So, if the most evil entity in the galaxy, the Empire (or whatever is left of it), has wiggle room to permit not assassinating a baby out of hand, who could possibly want the tyke straight-up dead? Kuiil, the Ugnaught guide (Nick Nolte) whom the Mandalorian encounters in pursuit of his bounty states that the baby was brought to his godforsaken parsec to find peace. We can safely assume that its security has been established by the Republic (we assume the organization has not yet become the Resistance, as it is referred to in Star Wars Episode VII: The Force Awakens) although this is not made crystal clear. 

It's also possible that there are different factions of the remnants of the Empire vying against each other in the interest of either protecting or killing not-Yoda. We generally understand from the context of The Force Awakens that the Imperial command has become fractious and has different priorities depending on whomever is in command of one group or another, so perhaps that will come into play in future episodes. 

What are the Mandalorian's motivations?

The Mandalorian received a surprising amount of backstory right up front in this episode, but his motivations remain very murky. He refuses to take Imperial Credits as payment for a bounty despite the fact they are stated to still have monetary value — but he'll take extremely non-specific bounties from an actual former high-ranking Imperial officer, one who offers payment in the form of suspiciously-convenient steel of incredible cultural value to the Mandalorians as a people? Curious, indeed.

He is also clearly depicted as dispassionately hyper-competent, a ruthless warrior who always gets his man — but at the end of the episode, he's shown tentatively reaching out with a finger to catch the baby's attention, in much the same fashion that people casually stop to coo at babies in real life. (This, by the way, happens immediately after the bounty hunter mercilessly dispatches IG-11 with a shot to the droid's dome.) This character — all at once a killer, an orphan, and a man just trying to get by — has only just been introduced to us, and already, it's clear that there's much more to him beyond his capacity for hunting, catching, and killing.

It seems certain that discovering what lies underneath that helmet — both literally and figuratively — will be a major focus of the first season of The Mandalorian.
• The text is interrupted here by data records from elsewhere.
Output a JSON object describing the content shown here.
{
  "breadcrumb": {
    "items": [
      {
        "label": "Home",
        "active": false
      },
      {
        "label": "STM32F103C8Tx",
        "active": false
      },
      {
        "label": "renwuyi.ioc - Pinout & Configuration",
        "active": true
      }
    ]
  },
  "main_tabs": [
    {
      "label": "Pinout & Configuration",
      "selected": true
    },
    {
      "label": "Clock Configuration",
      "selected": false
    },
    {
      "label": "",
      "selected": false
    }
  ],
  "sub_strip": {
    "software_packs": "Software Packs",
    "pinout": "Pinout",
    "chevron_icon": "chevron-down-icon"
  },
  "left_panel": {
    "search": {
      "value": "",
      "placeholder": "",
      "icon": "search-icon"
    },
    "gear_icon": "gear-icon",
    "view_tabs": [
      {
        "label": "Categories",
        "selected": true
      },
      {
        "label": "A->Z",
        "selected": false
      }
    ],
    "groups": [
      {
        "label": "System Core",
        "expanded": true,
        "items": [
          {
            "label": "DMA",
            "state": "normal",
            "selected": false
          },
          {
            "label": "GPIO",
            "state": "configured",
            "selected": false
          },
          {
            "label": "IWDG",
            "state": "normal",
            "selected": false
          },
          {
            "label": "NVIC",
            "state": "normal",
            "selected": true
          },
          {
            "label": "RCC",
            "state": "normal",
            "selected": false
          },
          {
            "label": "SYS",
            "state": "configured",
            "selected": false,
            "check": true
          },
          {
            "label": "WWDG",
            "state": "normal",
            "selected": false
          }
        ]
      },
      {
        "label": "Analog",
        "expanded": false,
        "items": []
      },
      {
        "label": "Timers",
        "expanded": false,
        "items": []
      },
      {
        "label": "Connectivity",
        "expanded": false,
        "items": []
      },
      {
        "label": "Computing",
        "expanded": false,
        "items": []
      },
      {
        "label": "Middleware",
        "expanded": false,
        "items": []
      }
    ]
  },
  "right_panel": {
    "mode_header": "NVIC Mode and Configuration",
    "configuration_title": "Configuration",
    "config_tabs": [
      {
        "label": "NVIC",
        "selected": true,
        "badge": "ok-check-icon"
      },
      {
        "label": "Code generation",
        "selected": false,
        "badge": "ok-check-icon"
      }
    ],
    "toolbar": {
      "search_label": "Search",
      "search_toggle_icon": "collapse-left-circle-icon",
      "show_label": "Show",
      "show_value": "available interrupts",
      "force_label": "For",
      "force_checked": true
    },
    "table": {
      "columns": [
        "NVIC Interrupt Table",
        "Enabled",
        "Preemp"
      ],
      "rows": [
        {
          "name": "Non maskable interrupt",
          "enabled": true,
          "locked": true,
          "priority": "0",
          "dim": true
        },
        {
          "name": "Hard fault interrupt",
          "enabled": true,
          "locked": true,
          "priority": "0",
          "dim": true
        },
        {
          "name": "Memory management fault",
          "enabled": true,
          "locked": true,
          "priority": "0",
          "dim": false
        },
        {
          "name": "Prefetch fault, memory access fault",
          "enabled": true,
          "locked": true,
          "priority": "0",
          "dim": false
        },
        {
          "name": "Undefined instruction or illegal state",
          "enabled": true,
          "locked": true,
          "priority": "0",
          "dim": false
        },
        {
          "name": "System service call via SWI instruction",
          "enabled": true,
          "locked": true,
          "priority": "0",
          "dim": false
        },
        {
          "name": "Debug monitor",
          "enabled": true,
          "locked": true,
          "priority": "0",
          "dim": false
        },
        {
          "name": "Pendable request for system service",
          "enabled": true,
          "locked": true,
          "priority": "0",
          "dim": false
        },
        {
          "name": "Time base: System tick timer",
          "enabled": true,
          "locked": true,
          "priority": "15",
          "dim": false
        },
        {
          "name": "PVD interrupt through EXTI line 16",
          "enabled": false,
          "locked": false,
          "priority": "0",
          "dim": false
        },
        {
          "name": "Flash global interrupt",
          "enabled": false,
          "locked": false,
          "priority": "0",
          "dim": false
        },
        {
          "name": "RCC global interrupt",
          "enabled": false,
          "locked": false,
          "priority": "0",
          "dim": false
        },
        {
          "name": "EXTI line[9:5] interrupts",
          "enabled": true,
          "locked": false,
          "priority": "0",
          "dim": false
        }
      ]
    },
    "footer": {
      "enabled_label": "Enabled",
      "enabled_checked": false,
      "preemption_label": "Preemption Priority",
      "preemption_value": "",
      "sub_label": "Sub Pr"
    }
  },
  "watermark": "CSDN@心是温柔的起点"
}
With the first episode in the books, though, all we know for sure is one thing: if we're a helpless baby non-Yoda with half the galaxy out to capture us and the other half out to kill us, we're pretty sure that this is the guy we want as our protector.

New episodes of The Mandalorian will drop on Disney+ every Friday at 12:00 AM Eastern time.